▶ [WHAT TO PRODUCE]
Report all lines below with the word "Flip".

-*-

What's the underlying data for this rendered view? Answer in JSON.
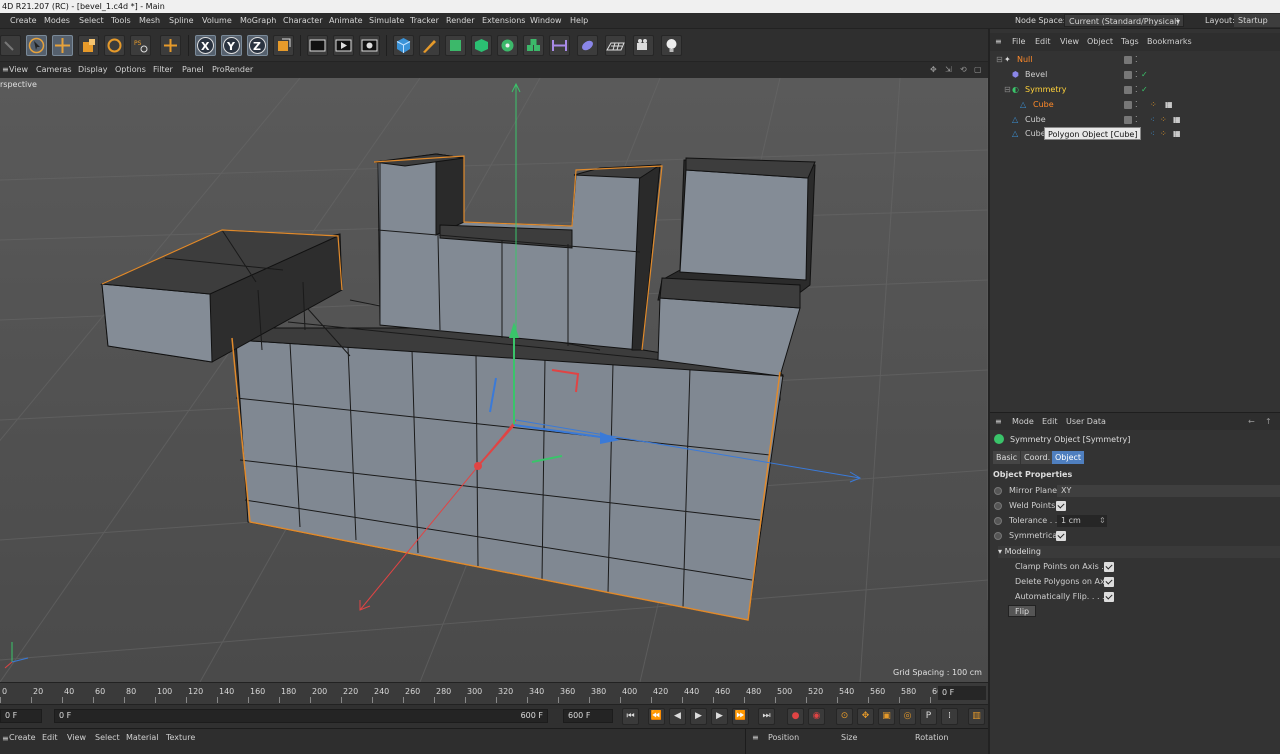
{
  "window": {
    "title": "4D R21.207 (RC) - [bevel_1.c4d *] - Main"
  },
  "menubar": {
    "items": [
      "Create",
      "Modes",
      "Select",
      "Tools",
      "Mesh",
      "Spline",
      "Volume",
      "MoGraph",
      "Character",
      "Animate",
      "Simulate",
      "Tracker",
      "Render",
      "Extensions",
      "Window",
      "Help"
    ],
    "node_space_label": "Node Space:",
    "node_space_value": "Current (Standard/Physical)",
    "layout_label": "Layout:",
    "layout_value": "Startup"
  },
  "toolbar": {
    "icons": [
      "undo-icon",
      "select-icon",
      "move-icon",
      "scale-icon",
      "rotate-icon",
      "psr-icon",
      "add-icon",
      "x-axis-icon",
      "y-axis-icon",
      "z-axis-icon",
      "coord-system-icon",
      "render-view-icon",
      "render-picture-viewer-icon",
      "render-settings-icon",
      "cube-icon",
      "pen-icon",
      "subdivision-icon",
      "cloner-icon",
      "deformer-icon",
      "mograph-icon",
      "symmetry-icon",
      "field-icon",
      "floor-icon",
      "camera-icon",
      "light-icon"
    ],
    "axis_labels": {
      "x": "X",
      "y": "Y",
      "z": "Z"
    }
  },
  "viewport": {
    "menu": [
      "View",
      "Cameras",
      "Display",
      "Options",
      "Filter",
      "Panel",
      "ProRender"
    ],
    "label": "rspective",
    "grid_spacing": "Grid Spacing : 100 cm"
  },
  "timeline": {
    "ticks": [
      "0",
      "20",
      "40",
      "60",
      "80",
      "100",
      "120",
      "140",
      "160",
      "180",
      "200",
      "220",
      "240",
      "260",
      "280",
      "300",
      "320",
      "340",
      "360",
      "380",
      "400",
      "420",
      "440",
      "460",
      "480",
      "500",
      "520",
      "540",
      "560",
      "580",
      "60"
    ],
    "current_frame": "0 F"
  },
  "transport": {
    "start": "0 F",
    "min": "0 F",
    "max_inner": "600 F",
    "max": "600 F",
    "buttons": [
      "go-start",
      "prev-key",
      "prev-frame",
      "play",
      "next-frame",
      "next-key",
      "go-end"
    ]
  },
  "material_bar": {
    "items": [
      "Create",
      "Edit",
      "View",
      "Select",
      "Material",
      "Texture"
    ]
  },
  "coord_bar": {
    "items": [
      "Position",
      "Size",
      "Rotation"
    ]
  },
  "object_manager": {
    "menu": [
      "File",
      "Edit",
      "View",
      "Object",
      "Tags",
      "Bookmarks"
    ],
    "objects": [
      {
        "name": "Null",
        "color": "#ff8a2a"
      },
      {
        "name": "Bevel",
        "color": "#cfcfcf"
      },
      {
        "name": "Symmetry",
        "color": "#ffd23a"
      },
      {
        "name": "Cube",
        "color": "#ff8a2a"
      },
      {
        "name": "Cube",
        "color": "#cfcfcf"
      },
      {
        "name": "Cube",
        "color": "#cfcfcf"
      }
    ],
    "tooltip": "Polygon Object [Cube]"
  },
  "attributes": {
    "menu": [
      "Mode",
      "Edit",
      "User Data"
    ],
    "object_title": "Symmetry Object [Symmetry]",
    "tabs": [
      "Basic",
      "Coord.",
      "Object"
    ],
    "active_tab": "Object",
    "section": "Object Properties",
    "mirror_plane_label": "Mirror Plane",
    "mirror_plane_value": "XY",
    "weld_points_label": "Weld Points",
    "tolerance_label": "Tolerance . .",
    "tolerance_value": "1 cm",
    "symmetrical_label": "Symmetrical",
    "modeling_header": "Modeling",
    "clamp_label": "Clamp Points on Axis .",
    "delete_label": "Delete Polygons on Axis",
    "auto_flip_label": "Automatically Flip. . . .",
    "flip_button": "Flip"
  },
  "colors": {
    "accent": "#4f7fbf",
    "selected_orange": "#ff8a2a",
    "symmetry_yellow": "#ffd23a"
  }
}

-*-

▶ [PROBLEM SOLUTION]
    "auto_flip_label": "Automatically Flip. . . .",
    "flip_button": "Flip"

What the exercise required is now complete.